• Task material

++++++++++++++++++++

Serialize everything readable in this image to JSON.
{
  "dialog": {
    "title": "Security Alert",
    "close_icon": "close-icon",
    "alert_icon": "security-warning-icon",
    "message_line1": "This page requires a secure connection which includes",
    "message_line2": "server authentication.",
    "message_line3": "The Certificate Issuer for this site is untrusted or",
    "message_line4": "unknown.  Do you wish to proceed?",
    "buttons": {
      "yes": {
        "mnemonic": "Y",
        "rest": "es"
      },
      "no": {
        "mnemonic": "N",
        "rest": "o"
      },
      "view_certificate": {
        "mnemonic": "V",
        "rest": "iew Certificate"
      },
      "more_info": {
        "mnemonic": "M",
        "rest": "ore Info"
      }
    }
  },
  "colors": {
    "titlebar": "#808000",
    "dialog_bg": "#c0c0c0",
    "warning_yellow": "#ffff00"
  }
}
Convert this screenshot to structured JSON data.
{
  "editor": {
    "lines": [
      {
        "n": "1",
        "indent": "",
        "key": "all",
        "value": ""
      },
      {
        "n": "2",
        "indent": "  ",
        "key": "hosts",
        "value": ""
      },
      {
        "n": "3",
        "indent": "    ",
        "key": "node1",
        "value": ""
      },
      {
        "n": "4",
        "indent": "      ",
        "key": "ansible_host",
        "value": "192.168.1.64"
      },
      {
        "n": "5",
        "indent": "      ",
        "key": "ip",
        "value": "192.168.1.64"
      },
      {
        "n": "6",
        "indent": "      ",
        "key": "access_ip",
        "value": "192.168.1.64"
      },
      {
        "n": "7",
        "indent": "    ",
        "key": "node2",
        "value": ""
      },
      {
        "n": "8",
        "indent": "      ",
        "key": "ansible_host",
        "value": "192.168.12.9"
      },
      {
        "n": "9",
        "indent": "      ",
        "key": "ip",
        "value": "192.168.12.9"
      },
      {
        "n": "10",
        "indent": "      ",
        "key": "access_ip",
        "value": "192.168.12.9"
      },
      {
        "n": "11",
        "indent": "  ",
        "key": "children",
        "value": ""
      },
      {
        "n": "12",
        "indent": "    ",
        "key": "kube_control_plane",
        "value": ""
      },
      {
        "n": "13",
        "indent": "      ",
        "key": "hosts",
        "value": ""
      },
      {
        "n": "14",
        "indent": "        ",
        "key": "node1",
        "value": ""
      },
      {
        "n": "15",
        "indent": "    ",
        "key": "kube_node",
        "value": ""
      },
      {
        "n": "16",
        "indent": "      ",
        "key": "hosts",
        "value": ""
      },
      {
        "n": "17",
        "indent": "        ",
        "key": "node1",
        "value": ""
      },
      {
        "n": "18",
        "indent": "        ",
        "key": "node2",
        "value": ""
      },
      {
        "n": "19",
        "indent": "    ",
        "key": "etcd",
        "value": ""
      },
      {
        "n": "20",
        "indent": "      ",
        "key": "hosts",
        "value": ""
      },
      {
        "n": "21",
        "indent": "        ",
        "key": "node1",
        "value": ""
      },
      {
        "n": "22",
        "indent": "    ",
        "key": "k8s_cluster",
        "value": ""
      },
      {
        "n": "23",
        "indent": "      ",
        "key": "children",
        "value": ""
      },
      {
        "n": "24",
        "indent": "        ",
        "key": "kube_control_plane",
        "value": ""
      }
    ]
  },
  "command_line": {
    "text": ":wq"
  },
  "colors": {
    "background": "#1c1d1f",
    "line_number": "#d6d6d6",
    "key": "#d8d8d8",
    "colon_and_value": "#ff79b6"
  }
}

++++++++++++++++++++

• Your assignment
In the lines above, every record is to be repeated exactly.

• Solution to this exercise
Serialize everything readable in this image to JSON.
{
  "dialog": {
    "title": "Security Alert",
    "close_icon": "close-icon",
    "alert_icon": "security-warning-icon",
    "message_line1": "This page requires a secure connection which includes",
    "message_line2": "server authentication.",
    "message_line3": "The Certificate Issuer for this site is untrusted or",
    "message_line4": "unknown.  Do you wish to proceed?",
    "buttons": {
      "yes": {
        "mnemonic": "Y",
        "rest": "es"
      },
      "no": {
        "mnemonic": "N",
        "rest": "o"
      },
      "view_certificate": {
        "mnemonic": "V",
        "rest": "iew Certificate"
      },
      "more_info": {
        "mnemonic": "M",
        "rest": "ore Info"
      }
    }
  },
  "colors": {
    "titlebar": "#808000",
    "dialog_bg": "#c0c0c0",
    "warning_yellow": "#ffff00"
  }
}
Convert this screenshot to structured JSON data.
{
  "editor": {
    "lines": [
      {
        "n": "1",
        "indent": "",
        "key": "all",
        "value": ""
      },
      {
        "n": "2",
        "indent": "  ",
        "key": "hosts",
        "value": ""
      },
      {
        "n": "3",
        "indent": "    ",
        "key": "node1",
        "value": ""
      },
      {
        "n": "4",
        "indent": "      ",
        "key": "ansible_host",
        "value": "192.168.1.64"
      },
      {
        "n": "5",
        "indent": "      ",
        "key": "ip",
        "value": "192.168.1.64"
      },
      {
        "n": "6",
        "indent": "      ",
        "key": "access_ip",
        "value": "192.168.1.64"
      },
      {
        "n": "7",
        "indent": "    ",
        "key": "node2",
        "value": ""
      },
      {
        "n": "8",
        "indent": "      ",
        "key": "ansible_host",
        "value": "192.168.12.9"
      },
      {
        "n": "9",
        "indent": "      ",
        "key": "ip",
        "value": "192.168.12.9"
      },
      {
        "n": "10",
        "indent": "      ",
        "key": "access_ip",
        "value": "192.168.12.9"
      },
      {
        "n": "11",
        "indent": "  ",
        "key": "children",
        "value": ""
      },
      {
        "n": "12",
        "indent": "    ",
        "key": "kube_control_plane",
        "value": ""
      },
      {
        "n": "13",
        "indent": "      ",
        "key": "hosts",
        "value": ""
      },
      {
        "n": "14",
        "indent": "        ",
        "key": "node1",
        "value": ""
      },
      {
        "n": "15",
        "indent": "    ",
        "key": "kube_node",
        "value": ""
      },
      {
        "n": "16",
        "indent": "      ",
        "key": "hosts",
        "value": ""
      },
      {
        "n": "17",
        "indent": "        ",
        "key": "node1",
        "value": ""
      },
      {
        "n": "18",
        "indent": "        ",
        "key": "node2",
        "value": ""
      },
      {
        "n": "19",
        "indent": "    ",
        "key": "etcd",
        "value": ""
      },
      {
        "n": "20",
        "indent": "      ",
        "key": "hosts",
        "value": ""
      },
      {
        "n": "21",
        "indent": "        ",
        "key": "node1",
        "value": ""
      },
      {
        "n": "22",
        "indent": "    ",
        "key": "k8s_cluster",
        "value": ""
      },
      {
        "n": "23",
        "indent": "      ",
        "key": "children",
        "value": ""
      },
      {
        "n": "24",
        "indent": "        ",
        "key": "kube_control_plane",
        "value": ""
      }
    ]
  },
  "command_line": {
    "text": ":wq"
  },
  "colors": {
    "background": "#1c1d1f",
    "line_number": "#d6d6d6",
    "key": "#d8d8d8",
    "colon_and_value": "#ff79b6"
  }
}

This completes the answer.